Among recent projects awarded grants: Conservation of more than 200 Buddha statues in the Museum of Vietnamese History in Ho Chi Minh City; Provision of tools for site management of the ancient city of Busra, in Syria, the northern capital of the Nabataean Empire in the 2nd century BC, which contains evidence from the Roman, Byzantine, and Ottoman periods; Restoration of the 18th century Maria Magdalena Church in Managua, Nicaragua; Documentation of Romani culture and music that has been passed down through generations for six centuries in Romania; Conservation of Pashto, Arabic, and Persian manuscripts dating back to the 16th century in the Pashto Academy, University of Peshawar, Pakistan; A former GULAG camp in Perm, Russia; A manuscript collection in Kosovo dating from the Ottoman Empire; and A post-Tsunami survey of buildings in the 13th century coastal town of Matara, Sri Lanka.
(by Nina Teicholz, Washington Post)

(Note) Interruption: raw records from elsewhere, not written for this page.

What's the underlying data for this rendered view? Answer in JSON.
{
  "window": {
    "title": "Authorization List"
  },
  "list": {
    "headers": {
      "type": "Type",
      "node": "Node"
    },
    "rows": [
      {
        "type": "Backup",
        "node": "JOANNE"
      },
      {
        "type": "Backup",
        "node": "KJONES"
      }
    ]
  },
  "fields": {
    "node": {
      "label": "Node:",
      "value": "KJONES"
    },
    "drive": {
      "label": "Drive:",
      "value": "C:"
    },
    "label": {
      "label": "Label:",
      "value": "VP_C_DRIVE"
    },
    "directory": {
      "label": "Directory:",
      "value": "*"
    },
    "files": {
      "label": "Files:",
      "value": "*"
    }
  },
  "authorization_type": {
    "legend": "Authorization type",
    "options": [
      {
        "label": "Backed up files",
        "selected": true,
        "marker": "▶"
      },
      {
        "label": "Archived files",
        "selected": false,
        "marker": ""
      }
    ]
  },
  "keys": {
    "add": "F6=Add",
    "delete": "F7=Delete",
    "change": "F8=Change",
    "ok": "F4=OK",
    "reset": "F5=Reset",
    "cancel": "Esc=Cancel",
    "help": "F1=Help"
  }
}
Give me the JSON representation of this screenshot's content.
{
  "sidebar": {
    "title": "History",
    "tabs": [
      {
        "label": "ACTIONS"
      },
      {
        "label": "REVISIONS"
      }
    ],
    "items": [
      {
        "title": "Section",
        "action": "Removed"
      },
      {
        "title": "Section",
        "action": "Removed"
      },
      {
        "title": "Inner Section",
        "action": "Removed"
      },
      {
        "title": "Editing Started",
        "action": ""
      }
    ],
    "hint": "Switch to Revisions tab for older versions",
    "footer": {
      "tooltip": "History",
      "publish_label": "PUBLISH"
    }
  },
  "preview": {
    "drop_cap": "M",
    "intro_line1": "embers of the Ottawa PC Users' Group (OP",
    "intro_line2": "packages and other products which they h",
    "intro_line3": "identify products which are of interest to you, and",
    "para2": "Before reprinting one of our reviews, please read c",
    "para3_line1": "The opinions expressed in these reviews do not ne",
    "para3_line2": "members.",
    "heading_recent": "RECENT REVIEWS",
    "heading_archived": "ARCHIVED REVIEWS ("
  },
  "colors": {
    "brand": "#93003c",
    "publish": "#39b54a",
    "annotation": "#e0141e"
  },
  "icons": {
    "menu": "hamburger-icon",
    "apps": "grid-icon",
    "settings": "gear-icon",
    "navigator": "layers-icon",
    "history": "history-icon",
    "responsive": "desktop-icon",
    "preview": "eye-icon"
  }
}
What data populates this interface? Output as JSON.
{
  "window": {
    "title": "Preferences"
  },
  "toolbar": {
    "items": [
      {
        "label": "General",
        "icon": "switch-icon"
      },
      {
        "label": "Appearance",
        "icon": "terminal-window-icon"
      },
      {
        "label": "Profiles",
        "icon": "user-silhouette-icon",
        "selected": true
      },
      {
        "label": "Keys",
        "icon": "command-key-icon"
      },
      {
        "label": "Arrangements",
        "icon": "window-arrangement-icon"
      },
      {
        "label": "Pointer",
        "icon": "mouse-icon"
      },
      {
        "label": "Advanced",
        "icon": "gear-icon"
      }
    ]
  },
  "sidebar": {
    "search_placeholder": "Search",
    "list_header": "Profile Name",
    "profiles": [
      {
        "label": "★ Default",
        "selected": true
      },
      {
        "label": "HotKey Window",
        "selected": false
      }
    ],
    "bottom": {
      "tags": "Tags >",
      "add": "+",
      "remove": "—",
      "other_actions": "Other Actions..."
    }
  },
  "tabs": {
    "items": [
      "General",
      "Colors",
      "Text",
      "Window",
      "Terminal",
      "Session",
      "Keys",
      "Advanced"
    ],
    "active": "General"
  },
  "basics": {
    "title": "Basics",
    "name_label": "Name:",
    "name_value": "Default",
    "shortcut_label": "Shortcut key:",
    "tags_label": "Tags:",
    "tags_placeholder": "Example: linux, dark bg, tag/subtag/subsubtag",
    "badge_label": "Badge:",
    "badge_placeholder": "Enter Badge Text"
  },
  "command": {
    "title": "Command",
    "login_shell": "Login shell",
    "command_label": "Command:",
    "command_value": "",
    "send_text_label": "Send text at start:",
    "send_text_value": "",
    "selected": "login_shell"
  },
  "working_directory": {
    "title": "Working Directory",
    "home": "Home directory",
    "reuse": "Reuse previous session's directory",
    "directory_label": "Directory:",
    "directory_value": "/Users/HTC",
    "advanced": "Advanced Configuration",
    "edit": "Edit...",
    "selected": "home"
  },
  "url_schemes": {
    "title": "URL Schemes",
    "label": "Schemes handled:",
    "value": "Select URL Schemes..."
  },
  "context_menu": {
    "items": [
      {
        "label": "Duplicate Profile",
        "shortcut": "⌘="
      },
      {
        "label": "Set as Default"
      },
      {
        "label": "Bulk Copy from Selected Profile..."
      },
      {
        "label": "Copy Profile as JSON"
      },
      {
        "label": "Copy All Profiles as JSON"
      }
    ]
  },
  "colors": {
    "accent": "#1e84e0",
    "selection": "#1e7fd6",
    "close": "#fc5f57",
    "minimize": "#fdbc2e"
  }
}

Art and antiquity dealers contend that CPAC has been making livelihood-killing decisions beyond the boundaries of the laws. Dealers also assert if you close down the legal market, not only are the objects lost to private collectors, but if as a result they wind up on the black market, museums can’t buy them either. The dealers have also contended that the executive director of the Ambassador’s Fund, Maria Kouroupas, seems intent on eliminating the art trade. They say that she operates behind closed doors, is disdainful of the interest of dealers, and lacks tolerance for differing points of views.
Maria P. Kouroupas is the executive director of the Ambassador’s Fund for Cultural Preservation. She attended the University of Arkansas and the State College of Arkansas, receiving a Master’s Degree in History and Education. In 1977 she worked for the American Association of Museums in Washington D.C., and in 1984 she began at the United States Information Agency, where she became Deputy Director of the Cultural Preservation Advisory Committee. In 1993 she was named its director, and she also served as the executive director of the Committee before coming to The Cultural Heritage Center in that same capacity.